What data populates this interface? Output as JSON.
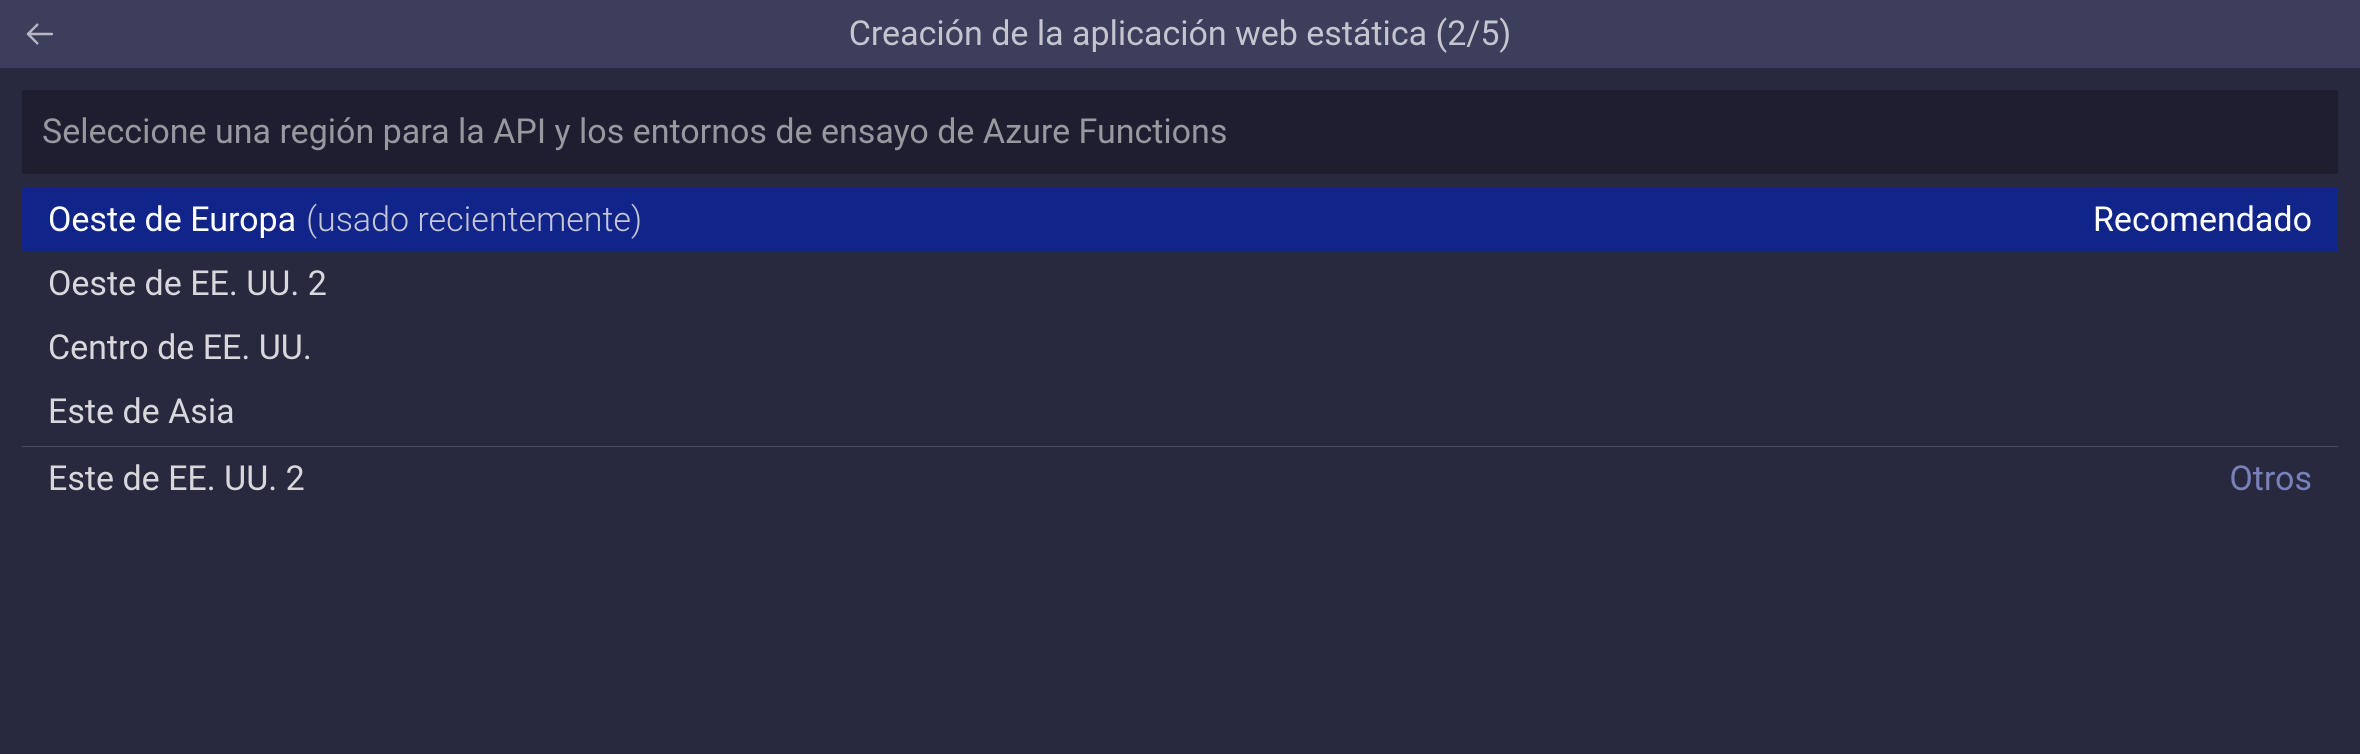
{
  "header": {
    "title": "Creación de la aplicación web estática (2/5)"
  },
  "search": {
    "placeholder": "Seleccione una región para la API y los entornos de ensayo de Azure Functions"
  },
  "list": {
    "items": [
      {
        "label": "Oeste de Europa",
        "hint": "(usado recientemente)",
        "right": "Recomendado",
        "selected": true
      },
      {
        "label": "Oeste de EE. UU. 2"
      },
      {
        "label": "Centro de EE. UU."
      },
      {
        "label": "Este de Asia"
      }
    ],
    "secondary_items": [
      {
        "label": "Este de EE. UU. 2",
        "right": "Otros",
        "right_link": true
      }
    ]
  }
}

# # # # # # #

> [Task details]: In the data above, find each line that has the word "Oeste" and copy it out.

> [Result]:
        "label": "Oeste de Europa",
        "label": "Oeste de EE. UU. 2"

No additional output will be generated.